Parishioners at St Michael’s Hurstville pray The Lord’s Prayer. Photo: Giovanni Portelli

Our future smaller parish communities will also make it easier for the parish and parish priest to carry out sacramental preparation for local children (rather than school-based sacramental programs).

There is a wealth of wonderful programs available out there also – international and home-grown – for genuine, uncompromising adult faith formation. There are good books, podcasts, and websites that can provide material for years of formation. Australia’s very own Gerard O’Shea is a good place to start if you’re uncertain.

We need excellent catechesis for the ‘reverts’ – those people who in later life decide to renew their relationship with the Church – as well as adult converts.

Our future practicing communities will be very small, but the people in them will really want to be there. They’re already building up Adoration, support groups, and catechetical networks. The Church in Australia needs to identify these and invest in them if it wants a future beyond 2049.

We’re probably going to be more dispersed than we thought, but that’s how leaven in the lump is supposed to act.

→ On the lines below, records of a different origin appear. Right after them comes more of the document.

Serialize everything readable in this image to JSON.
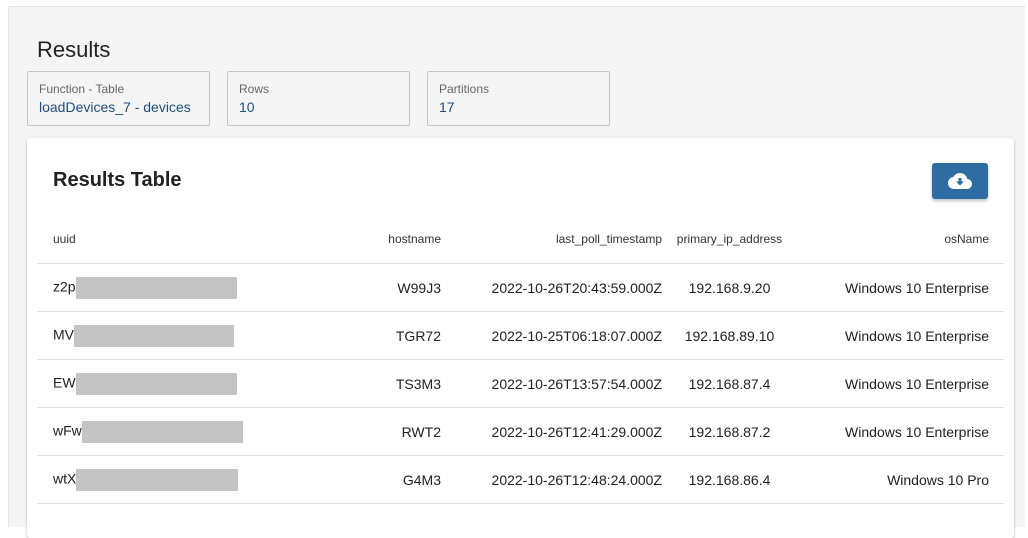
{
  "page": {
    "title": "Results"
  },
  "info_cards": {
    "function": {
      "label": "Function - Table",
      "value": "loadDevices_7 - devices"
    },
    "rows": {
      "label": "Rows",
      "value": "10"
    },
    "partitions": {
      "label": "Partitions",
      "value": "17"
    }
  },
  "results_panel": {
    "title": "Results Table",
    "download_icon": "cloud-download-icon"
  },
  "table": {
    "headers": {
      "uuid": "uuid",
      "hostname": "hostname",
      "last_poll_timestamp": "last_poll_timestamp",
      "primary_ip_address": "primary_ip_address",
      "osName": "osName"
    },
    "rows": [
      {
        "uuid": "z2p",
        "hostname": "W99J3",
        "last_poll_timestamp": "2022-10-26T20:43:59.000Z",
        "primary_ip_address": "192.168.9.20",
        "osName": "Windows 10 Enterprise"
      },
      {
        "uuid": "MV",
        "hostname": "TGR72",
        "last_poll_timestamp": "2022-10-25T06:18:07.000Z",
        "primary_ip_address": "192.168.89.10",
        "osName": "Windows 10 Enterprise"
      },
      {
        "uuid": "EW",
        "hostname": "TS3M3",
        "last_poll_timestamp": "2022-10-26T13:57:54.000Z",
        "primary_ip_address": "192.168.87.4",
        "osName": "Windows 10 Enterprise"
      },
      {
        "uuid": "wFw",
        "hostname": "RWT2",
        "last_poll_timestamp": "2022-10-26T12:41:29.000Z",
        "primary_ip_address": "192.168.87.2",
        "osName": "Windows 10 Enterprise"
      },
      {
        "uuid": "wtX",
        "hostname": "G4M3",
        "last_poll_timestamp": "2022-10-26T12:48:24.000Z",
        "primary_ip_address": "192.168.86.4",
        "osName": "Windows 10 Pro"
      }
    ]
  },
  "colors": {
    "accent": "#2e6da4",
    "value_text": "#1f4e79",
    "redaction": "#c4c4c4"
  }
}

Now is the time to begin building up a cohesive culture and identity, or we will vanish.

Related articles:

Philippa Martyr: Secret wildfire of Adoration
Simcha Fisher: We’re all impostors in the Church, so let’s leave the doors open
Daniel Ang: The signs of the times for parish life